In the last few years scientists have been surprised by small nucleotide sequences, microRNAs and siRNAs (small interfering RNAs), that appear to play a role in both suppressing and promoting cancer. “We are at a transition in our understanding of RNA,” said Phillip A. Sharp, Ph.D., Nobel laureate and Institute Professor at the Massachusetts Institute of Technology. “RNA is taking on a new role.

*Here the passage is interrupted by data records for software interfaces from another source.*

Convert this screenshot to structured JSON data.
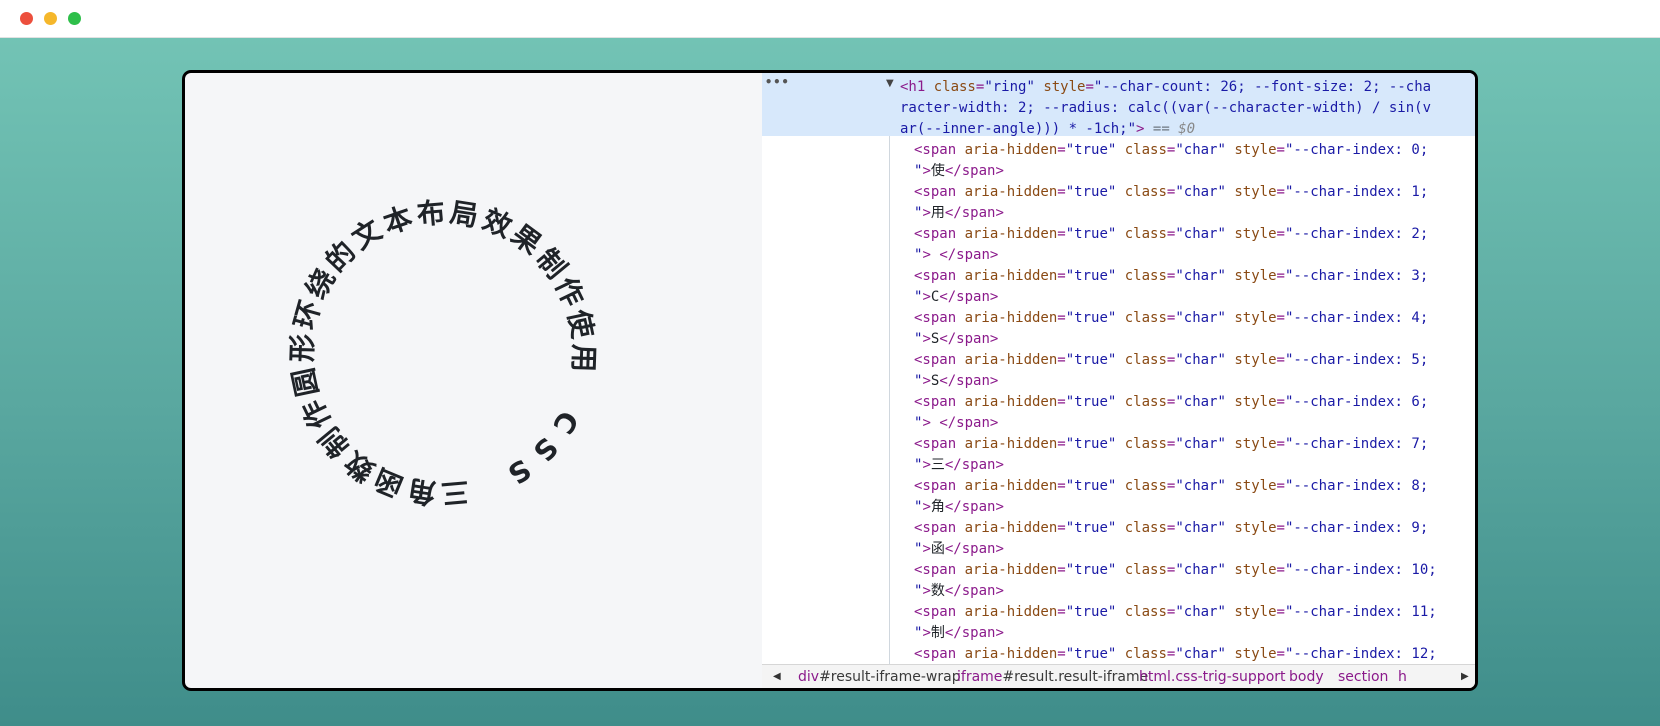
{
  "window": {
    "controls": [
      "close",
      "minimize",
      "maximize"
    ]
  },
  "preview": {
    "ring_chars": [
      "使",
      "用",
      " ",
      "C",
      "S",
      "S",
      " ",
      "三",
      "角",
      "函",
      "数",
      "制",
      "作",
      "圆",
      "形",
      "环",
      "绕",
      "的",
      "文",
      "本",
      "布",
      "局",
      "效",
      "果",
      "制",
      "作"
    ]
  },
  "devtools": {
    "ellipsis": "•••",
    "h1_lines": [
      "<h1 class=\"ring\" style=\"--char-count: 26; --font-size: 2; --cha",
      "racter-width: 2; --radius: calc((var(--character-width) / sin(v",
      "ar(--inner-angle))) * -1ch;\"> == $0"
    ],
    "span_rows": [
      {
        "index": "0",
        "char": "使"
      },
      {
        "index": "1",
        "char": "用"
      },
      {
        "index": "2",
        "char": " "
      },
      {
        "index": "3",
        "char": "C"
      },
      {
        "index": "4",
        "char": "S"
      },
      {
        "index": "5",
        "char": "S"
      },
      {
        "index": "6",
        "char": " "
      },
      {
        "index": "7",
        "char": "三"
      },
      {
        "index": "8",
        "char": "角"
      },
      {
        "index": "9",
        "char": "函"
      },
      {
        "index": "10",
        "char": "数"
      },
      {
        "index": "11",
        "char": "制"
      },
      {
        "index": "12",
        "char": ""
      }
    ],
    "breadcrumbs": [
      {
        "tag": "div",
        "rest": "#result-iframe-wrap"
      },
      {
        "tag": "iframe",
        "rest": "#result.result-iframe"
      },
      {
        "tag": "html.css-trig-support",
        "rest": ""
      },
      {
        "tag": "body",
        "rest": ""
      },
      {
        "tag": "section",
        "rest": ""
      },
      {
        "tag": "h",
        "rest": ""
      }
    ]
  }
}
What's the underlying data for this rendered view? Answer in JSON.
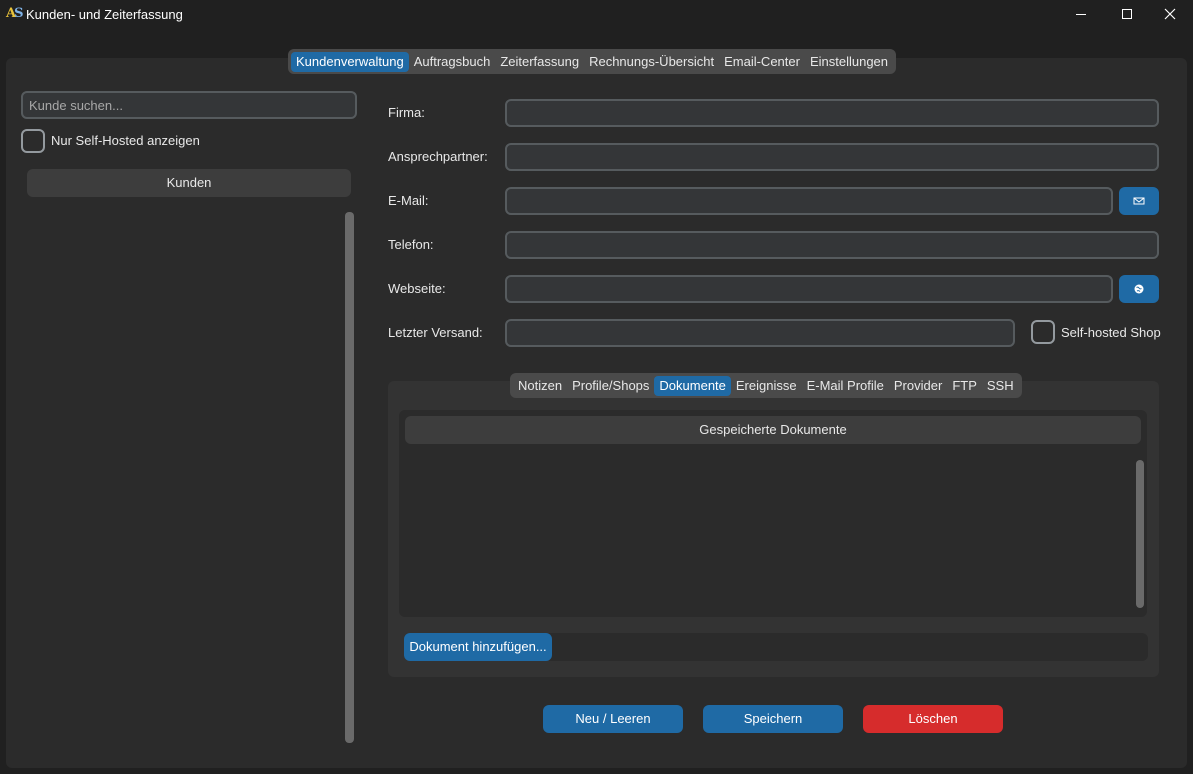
{
  "window": {
    "title": "Kunden- und Zeiterfassung",
    "icon_text": "A",
    "icon_text2": "S"
  },
  "top_tabs": [
    {
      "label": "Kundenverwaltung",
      "active": true
    },
    {
      "label": "Auftragsbuch",
      "active": false
    },
    {
      "label": "Zeiterfassung",
      "active": false
    },
    {
      "label": "Rechnungs-Übersicht",
      "active": false
    },
    {
      "label": "Email-Center",
      "active": false
    },
    {
      "label": "Einstellungen",
      "active": false
    }
  ],
  "sidebar": {
    "search_placeholder": "Kunde suchen...",
    "self_hosted_filter_label": "Nur Self-Hosted anzeigen",
    "list_header": "Kunden"
  },
  "form": {
    "firma_label": "Firma:",
    "ansprechpartner_label": "Ansprechpartner:",
    "email_label": "E-Mail:",
    "telefon_label": "Telefon:",
    "webseite_label": "Webseite:",
    "letzter_versand_label": "Letzter Versand:",
    "self_hosted_label": "Self-hosted Shop",
    "email_button_icon": "envelope-icon",
    "web_button_icon": "globe-icon"
  },
  "sub_tabs": [
    {
      "label": "Notizen",
      "active": false
    },
    {
      "label": "Profile/Shops",
      "active": false
    },
    {
      "label": "Dokumente",
      "active": true
    },
    {
      "label": "Ereignisse",
      "active": false
    },
    {
      "label": "E-Mail Profile",
      "active": false
    },
    {
      "label": "Provider",
      "active": false
    },
    {
      "label": "FTP",
      "active": false
    },
    {
      "label": "SSH",
      "active": false
    }
  ],
  "documents": {
    "header": "Gespeicherte Dokumente",
    "add_button": "Dokument hinzufügen..."
  },
  "actions": {
    "new_label": "Neu / Leeren",
    "save_label": "Speichern",
    "delete_label": "Löschen"
  },
  "colors": {
    "accent": "#1f6aa5",
    "danger": "#d62c2c",
    "background": "#202020",
    "panel": "#2b2b2b"
  }
}
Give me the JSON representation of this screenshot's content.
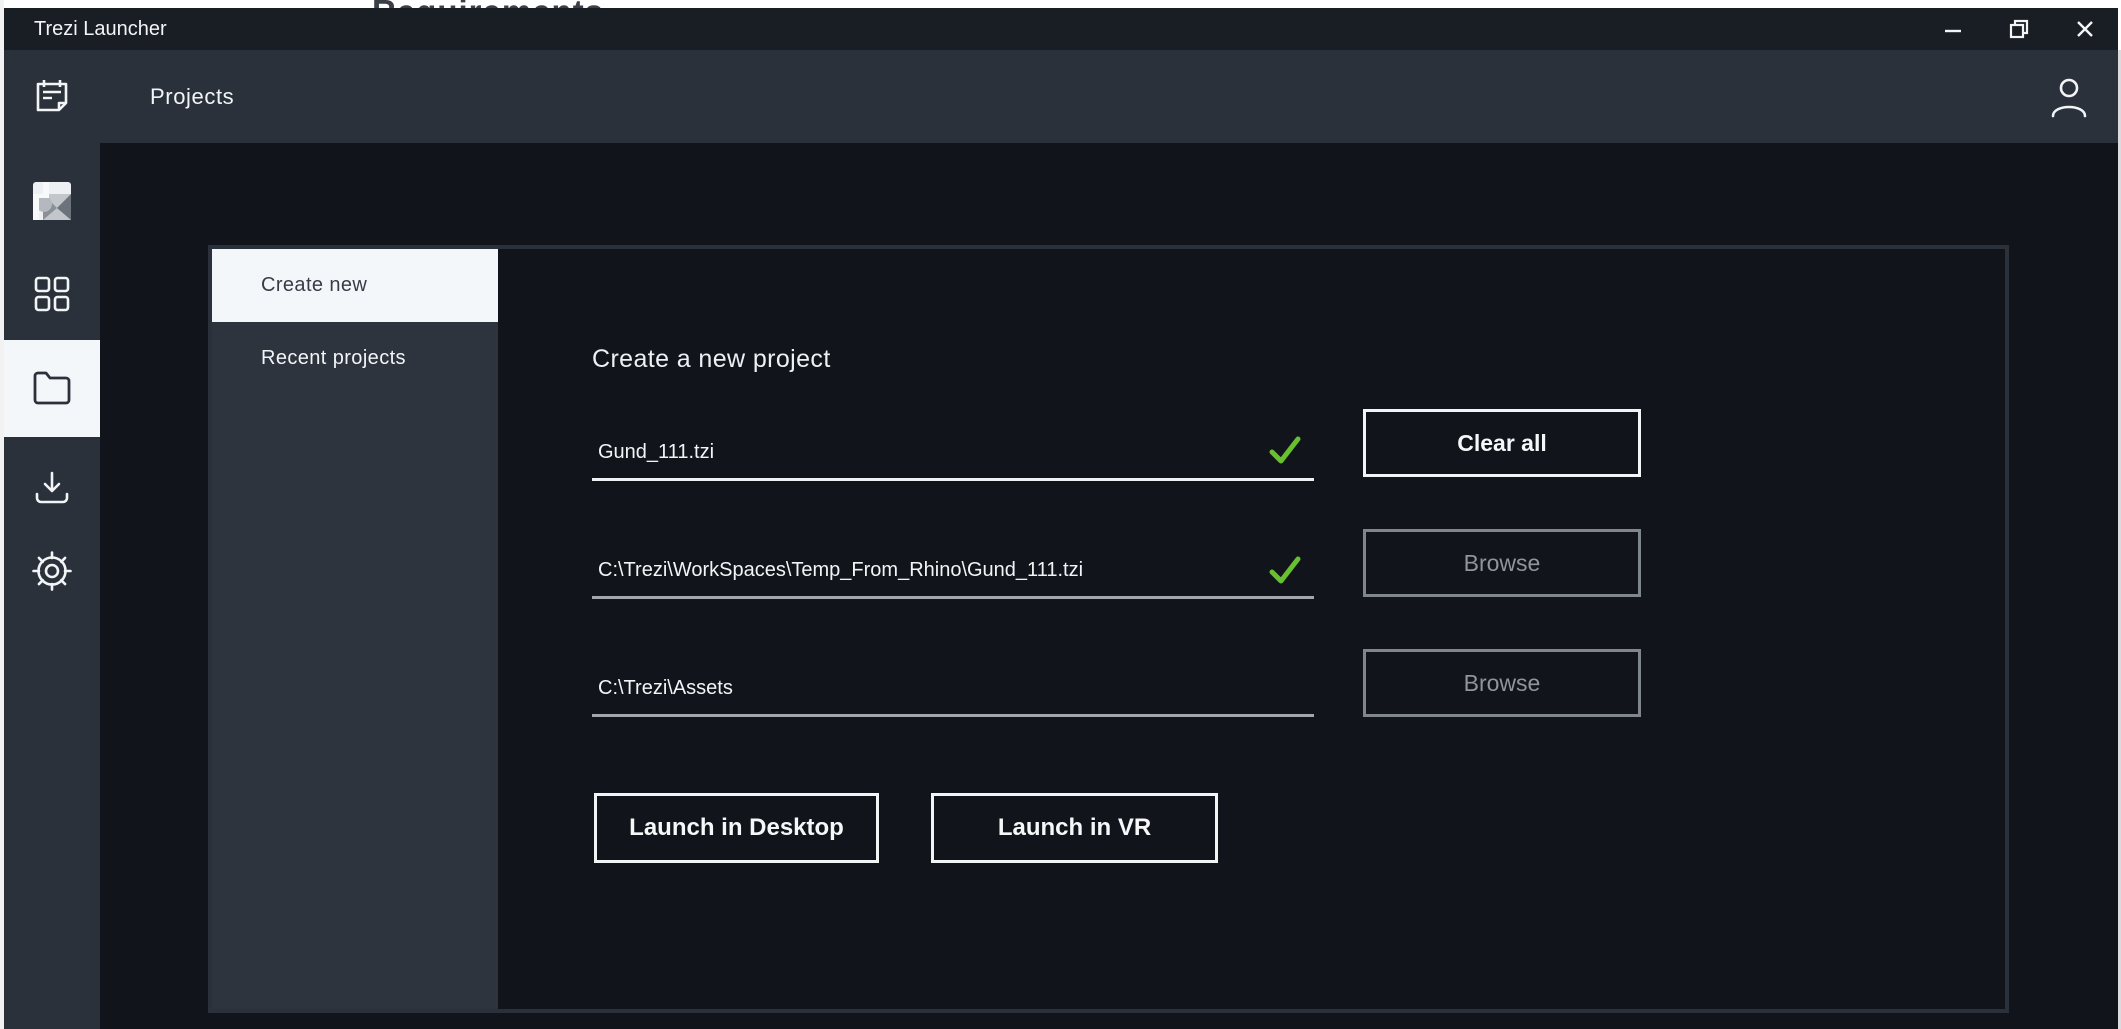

It is a regulatory molecule.”
These small RNAs are double-stranded sequences of about 22 nucleotides that act by disrupting messenger RNA. According to Sharp, they regulate up to a fifth of human genes, a function once thought to be the exclusive province of proteins. “The double strand is the signature key that converts the RNA into a regulatory molecule,” Sharp said in June as he gave the Adelberg Lecture sponsored by the Department of Genetics.
This regulatory role could have therapeutic value if it can be harnessed to turn off mutant, disease-causing genes. “The big problem with using siRNAs is how to introduce them into the cell,” Sharp said. “That delivery problem stands between this being a very broad platform for therapeutics and where we are at now.”